SOURCE MATERIAL Block Start

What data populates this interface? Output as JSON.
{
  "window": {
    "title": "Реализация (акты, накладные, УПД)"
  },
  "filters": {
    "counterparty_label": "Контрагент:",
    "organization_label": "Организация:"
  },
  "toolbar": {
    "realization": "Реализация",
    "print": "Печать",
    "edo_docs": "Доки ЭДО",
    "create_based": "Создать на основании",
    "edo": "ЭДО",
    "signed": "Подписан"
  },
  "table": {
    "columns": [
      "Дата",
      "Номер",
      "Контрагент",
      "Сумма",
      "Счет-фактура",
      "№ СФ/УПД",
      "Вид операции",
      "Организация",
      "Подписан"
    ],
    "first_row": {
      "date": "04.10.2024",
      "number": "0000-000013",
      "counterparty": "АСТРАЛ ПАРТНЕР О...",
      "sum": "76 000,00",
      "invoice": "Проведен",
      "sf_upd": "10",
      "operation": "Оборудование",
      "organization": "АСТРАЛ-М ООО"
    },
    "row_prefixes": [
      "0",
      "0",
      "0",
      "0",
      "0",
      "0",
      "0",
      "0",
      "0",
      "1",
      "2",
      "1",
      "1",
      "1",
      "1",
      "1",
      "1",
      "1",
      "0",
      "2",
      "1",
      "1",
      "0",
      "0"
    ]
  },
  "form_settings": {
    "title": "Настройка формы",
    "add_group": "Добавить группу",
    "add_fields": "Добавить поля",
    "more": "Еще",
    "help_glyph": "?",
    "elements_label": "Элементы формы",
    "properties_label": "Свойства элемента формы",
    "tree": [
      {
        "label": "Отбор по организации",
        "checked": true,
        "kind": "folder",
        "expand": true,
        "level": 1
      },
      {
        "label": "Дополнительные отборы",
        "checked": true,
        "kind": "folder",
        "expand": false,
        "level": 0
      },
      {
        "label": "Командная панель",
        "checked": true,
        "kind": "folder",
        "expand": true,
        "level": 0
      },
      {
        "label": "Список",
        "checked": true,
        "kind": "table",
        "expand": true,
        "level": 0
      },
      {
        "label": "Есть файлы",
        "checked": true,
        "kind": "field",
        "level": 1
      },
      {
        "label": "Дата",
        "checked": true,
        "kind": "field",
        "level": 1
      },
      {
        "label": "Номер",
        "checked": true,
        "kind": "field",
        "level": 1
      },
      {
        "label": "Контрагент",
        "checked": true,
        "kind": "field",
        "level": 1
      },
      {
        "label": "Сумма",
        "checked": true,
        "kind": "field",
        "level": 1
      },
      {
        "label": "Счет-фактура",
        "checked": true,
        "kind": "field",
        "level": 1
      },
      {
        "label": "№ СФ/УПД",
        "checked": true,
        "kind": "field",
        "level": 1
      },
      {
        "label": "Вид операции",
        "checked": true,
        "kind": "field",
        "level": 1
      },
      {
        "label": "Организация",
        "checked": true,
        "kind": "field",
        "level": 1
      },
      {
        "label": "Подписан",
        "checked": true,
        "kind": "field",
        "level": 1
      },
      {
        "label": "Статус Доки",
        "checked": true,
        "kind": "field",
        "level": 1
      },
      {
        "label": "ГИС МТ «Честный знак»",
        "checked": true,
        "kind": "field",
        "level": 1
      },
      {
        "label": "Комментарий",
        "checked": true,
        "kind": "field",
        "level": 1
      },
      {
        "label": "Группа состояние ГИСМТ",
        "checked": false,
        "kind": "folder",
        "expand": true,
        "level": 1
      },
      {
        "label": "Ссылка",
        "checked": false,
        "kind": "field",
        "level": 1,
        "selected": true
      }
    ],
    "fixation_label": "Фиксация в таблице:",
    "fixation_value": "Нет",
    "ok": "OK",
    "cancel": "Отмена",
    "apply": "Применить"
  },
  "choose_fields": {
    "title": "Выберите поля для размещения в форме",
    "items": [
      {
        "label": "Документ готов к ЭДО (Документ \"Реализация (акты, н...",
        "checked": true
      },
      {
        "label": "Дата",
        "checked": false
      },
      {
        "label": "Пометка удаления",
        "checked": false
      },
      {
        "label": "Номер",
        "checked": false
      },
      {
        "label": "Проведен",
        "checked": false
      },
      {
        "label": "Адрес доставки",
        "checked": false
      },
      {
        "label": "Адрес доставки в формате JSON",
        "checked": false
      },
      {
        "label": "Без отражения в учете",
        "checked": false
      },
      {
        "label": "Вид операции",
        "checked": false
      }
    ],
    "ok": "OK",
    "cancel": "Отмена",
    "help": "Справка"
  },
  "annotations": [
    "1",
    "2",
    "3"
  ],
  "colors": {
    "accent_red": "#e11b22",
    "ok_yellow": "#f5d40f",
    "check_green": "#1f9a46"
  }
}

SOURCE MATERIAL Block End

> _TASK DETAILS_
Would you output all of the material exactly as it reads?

> _TASK SOLUTION_
What data populates this interface? Output as JSON.
{
  "window": {
    "title": "Реализация (акты, накладные, УПД)"
  },
  "filters": {
    "counterparty_label": "Контрагент:",
    "organization_label": "Организация:"
  },
  "toolbar": {
    "realization": "Реализация",
    "print": "Печать",
    "edo_docs": "Доки ЭДО",
    "create_based": "Создать на основании",
    "edo": "ЭДО",
    "signed": "Подписан"
  },
  "table": {
    "columns": [
      "Дата",
      "Номер",
      "Контрагент",
      "Сумма",
      "Счет-фактура",
      "№ СФ/УПД",
      "Вид операции",
      "Организация",
      "Подписан"
    ],
    "first_row": {
      "date": "04.10.2024",
      "number": "0000-000013",
      "counterparty": "АСТРАЛ ПАРТНЕР О...",
      "sum": "76 000,00",
      "invoice": "Проведен",
      "sf_upd": "10",
      "operation": "Оборудование",
      "organization": "АСТРАЛ-М ООО"
    },
    "row_prefixes": [
      "0",
      "0",
      "0",
      "0",
      "0",
      "0",
      "0",
      "0",
      "0",
      "1",
      "2",
      "1",
      "1",
      "1",
      "1",
      "1",
      "1",
      "1",
      "0",
      "2",
      "1",
      "1",
      "0",
      "0"
    ]
  },
  "form_settings": {
    "title": "Настройка формы",
    "add_group": "Добавить группу",
    "add_fields": "Добавить поля",
    "more": "Еще",
    "help_glyph": "?",
    "elements_label": "Элементы формы",
    "properties_label": "Свойства элемента формы",
    "tree": [
      {
        "label": "Отбор по организации",
        "checked": true,
        "kind": "folder",
        "expand": true,
        "level": 1
      },
      {
        "label": "Дополнительные отборы",
        "checked": true,
        "kind": "folder",
        "expand": false,
        "level": 0
      },
      {
        "label": "Командная панель",
        "checked": true,
        "kind": "folder",
        "expand": true,
        "level": 0
      },
      {
        "label": "Список",
        "checked": true,
        "kind": "table",
        "expand": true,
        "level": 0
      },
      {
        "label": "Есть файлы",
        "checked": true,
        "kind": "field",
        "level": 1
      },
      {
        "label": "Дата",
        "checked": true,
        "kind": "field",
        "level": 1
      },
      {
        "label": "Номер",
        "checked": true,
        "kind": "field",
        "level": 1
      },
      {
        "label": "Контрагент",
        "checked": true,
        "kind": "field",
        "level": 1
      },
      {
        "label": "Сумма",
        "checked": true,
        "kind": "field",
        "level": 1
      },
      {
        "label": "Счет-фактура",
        "checked": true,
        "kind": "field",
        "level": 1
      },
      {
        "label": "№ СФ/УПД",
        "checked": true,
        "kind": "field",
        "level": 1
      },
      {
        "label": "Вид операции",
        "checked": true,
        "kind": "field",
        "level": 1
      },
      {
        "label": "Организация",
        "checked": true,
        "kind": "field",
        "level": 1
      },
      {
        "label": "Подписан",
        "checked": true,
        "kind": "field",
        "level": 1
      },
      {
        "label": "Статус Доки",
        "checked": true,
        "kind": "field",
        "level": 1
      },
      {
        "label": "ГИС МТ «Честный знак»",
        "checked": true,
        "kind": "field",
        "level": 1
      },
      {
        "label": "Комментарий",
        "checked": true,
        "kind": "field",
        "level": 1
      },
      {
        "label": "Группа состояние ГИСМТ",
        "checked": false,
        "kind": "folder",
        "expand": true,
        "level": 1
      },
      {
        "label": "Ссылка",
        "checked": false,
        "kind": "field",
        "level": 1,
        "selected": true
      }
    ],
    "fixation_label": "Фиксация в таблице:",
    "fixation_value": "Нет",
    "ok": "OK",
    "cancel": "Отмена",
    "apply": "Применить"
  },
  "choose_fields": {
    "title": "Выберите поля для размещения в форме",
    "items": [
      {
        "label": "Документ готов к ЭДО (Документ \"Реализация (акты, н...",
        "checked": true
      },
      {
        "label": "Дата",
        "checked": false
      },
      {
        "label": "Пометка удаления",
        "checked": false
      },
      {
        "label": "Номер",
        "checked": false
      },
      {
        "label": "Проведен",
        "checked": false
      },
      {
        "label": "Адрес доставки",
        "checked": false
      },
      {
        "label": "Адрес доставки в формате JSON",
        "checked": false
      },
      {
        "label": "Без отражения в учете",
        "checked": false
      },
      {
        "label": "Вид операции",
        "checked": false
      }
    ],
    "ok": "OK",
    "cancel": "Отмена",
    "help": "Справка"
  },
  "annotations": [
    "1",
    "2",
    "3"
  ],
  "colors": {
    "accent_red": "#e11b22",
    "ok_yellow": "#f5d40f",
    "check_green": "#1f9a46"
  }
}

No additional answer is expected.